> **Work to be completed**
Only a number is expected in reply: the count of lines below where the word "folder" occurs.

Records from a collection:
● ● ● ●

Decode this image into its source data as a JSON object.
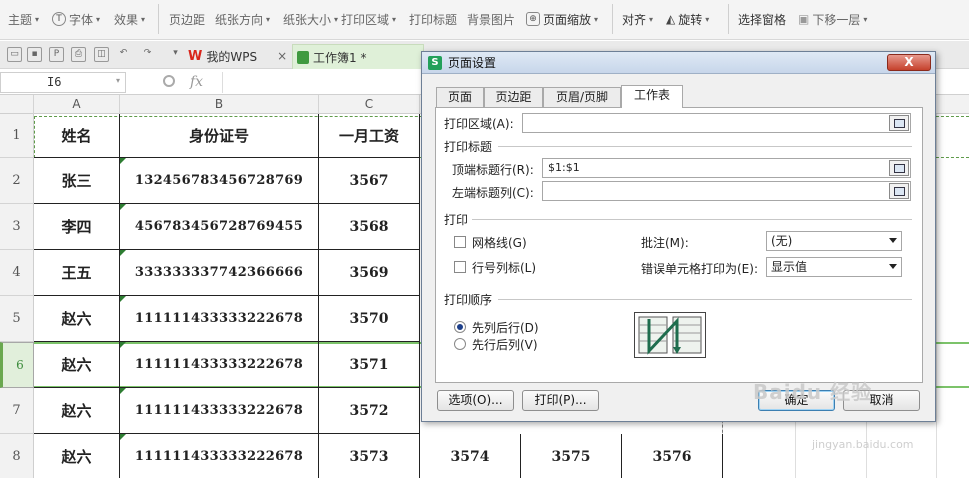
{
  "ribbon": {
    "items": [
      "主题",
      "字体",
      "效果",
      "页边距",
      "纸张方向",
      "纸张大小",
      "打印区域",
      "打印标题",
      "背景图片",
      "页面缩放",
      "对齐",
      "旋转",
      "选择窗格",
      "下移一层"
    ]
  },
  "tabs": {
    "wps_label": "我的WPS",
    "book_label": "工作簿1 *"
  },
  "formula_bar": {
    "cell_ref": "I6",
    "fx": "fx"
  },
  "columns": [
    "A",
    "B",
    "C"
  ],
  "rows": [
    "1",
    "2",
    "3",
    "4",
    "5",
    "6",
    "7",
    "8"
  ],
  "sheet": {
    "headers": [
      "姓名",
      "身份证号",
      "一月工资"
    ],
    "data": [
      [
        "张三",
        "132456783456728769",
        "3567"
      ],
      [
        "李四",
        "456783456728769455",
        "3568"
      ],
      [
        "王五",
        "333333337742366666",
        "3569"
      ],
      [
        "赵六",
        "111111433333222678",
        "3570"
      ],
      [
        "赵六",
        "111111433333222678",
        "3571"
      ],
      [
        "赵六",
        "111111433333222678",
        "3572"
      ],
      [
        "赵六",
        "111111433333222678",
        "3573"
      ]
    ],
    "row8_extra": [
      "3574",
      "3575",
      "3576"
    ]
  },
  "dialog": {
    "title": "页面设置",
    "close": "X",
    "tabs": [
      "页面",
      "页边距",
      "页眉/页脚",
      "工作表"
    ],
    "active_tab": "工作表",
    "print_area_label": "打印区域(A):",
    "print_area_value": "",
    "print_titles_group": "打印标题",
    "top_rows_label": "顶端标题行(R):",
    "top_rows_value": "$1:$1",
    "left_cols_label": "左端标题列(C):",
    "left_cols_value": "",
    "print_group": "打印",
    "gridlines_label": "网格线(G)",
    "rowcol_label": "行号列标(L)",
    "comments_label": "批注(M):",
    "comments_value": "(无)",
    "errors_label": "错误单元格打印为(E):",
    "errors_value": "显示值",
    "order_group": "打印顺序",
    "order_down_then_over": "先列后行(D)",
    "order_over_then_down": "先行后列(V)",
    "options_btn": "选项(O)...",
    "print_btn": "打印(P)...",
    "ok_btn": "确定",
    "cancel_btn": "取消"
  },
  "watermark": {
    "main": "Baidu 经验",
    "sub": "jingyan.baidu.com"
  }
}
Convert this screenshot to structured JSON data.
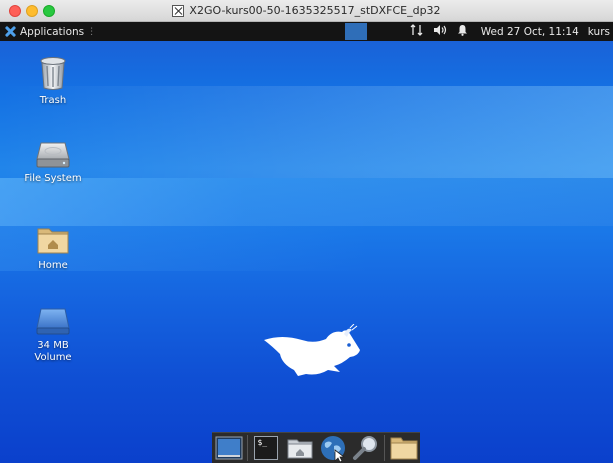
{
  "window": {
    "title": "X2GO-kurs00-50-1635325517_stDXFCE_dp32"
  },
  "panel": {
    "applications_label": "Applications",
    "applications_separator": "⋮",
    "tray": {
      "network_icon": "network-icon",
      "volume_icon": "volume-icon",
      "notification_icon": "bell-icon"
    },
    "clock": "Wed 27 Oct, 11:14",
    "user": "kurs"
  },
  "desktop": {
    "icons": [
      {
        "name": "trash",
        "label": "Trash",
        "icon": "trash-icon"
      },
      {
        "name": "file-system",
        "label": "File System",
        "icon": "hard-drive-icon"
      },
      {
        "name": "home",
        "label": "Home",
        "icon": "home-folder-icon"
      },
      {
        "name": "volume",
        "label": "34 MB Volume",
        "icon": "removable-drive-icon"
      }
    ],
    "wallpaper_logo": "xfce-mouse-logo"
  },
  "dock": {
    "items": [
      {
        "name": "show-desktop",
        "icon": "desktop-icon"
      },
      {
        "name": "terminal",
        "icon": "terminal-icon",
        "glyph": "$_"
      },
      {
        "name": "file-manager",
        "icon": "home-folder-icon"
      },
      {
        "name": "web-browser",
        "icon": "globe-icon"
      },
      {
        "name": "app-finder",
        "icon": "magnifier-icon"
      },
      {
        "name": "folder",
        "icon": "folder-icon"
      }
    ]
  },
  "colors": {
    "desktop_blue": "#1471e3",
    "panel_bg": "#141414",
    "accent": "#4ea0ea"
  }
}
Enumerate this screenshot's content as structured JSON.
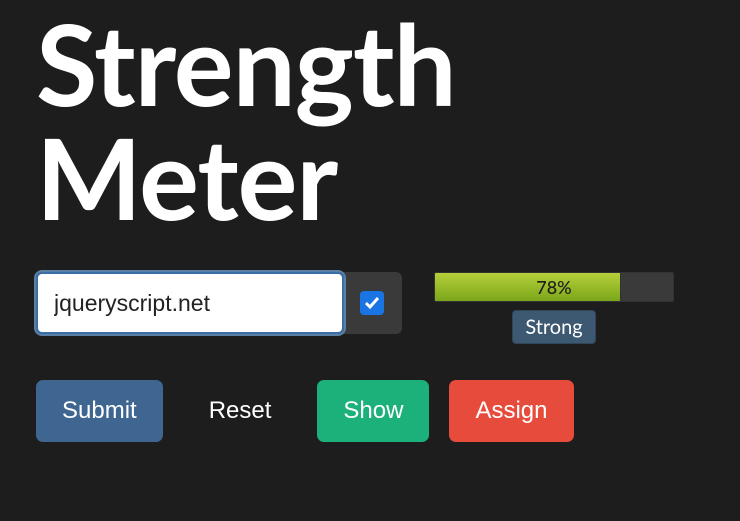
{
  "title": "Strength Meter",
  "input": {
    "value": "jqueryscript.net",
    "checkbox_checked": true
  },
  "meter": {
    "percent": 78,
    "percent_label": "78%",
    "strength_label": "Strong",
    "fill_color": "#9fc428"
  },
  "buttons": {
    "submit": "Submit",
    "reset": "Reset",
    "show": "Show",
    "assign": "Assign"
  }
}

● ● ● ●

> **Expected output**
4